App and web page records:
■ ■ ■ ■ ■
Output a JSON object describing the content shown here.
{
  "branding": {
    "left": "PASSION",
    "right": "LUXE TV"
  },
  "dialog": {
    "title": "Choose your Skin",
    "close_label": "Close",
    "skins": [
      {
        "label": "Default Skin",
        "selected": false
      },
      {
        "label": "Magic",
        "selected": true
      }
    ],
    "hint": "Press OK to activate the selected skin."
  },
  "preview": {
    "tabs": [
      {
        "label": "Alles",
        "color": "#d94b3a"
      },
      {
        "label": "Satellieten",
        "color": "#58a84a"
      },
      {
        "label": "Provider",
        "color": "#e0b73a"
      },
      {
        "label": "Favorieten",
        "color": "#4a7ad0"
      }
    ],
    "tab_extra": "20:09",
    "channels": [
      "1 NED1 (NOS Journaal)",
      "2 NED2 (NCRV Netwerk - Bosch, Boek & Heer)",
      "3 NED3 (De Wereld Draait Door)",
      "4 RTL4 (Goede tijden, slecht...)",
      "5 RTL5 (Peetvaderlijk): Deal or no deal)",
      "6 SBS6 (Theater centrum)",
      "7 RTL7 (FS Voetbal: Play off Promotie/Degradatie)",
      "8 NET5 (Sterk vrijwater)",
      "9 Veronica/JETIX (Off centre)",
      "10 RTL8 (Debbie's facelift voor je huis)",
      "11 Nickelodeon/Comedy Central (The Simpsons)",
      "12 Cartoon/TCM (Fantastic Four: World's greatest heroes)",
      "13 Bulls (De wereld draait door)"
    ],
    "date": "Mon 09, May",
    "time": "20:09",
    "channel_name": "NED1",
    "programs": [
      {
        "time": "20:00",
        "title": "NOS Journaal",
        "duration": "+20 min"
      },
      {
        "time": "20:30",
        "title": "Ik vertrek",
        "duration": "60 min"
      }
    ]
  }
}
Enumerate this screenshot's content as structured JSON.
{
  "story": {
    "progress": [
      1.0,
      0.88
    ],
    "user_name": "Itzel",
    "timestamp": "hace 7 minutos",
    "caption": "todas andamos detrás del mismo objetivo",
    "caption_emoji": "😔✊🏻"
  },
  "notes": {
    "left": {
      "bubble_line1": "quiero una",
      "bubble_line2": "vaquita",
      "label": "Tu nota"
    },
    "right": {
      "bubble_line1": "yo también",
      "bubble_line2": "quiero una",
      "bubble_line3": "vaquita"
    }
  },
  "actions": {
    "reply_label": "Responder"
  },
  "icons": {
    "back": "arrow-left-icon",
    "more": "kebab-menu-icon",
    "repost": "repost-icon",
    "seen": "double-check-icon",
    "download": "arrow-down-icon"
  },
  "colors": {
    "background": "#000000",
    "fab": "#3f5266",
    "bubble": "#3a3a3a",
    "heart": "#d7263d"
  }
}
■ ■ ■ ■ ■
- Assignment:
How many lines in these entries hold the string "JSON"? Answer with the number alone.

- Result:
2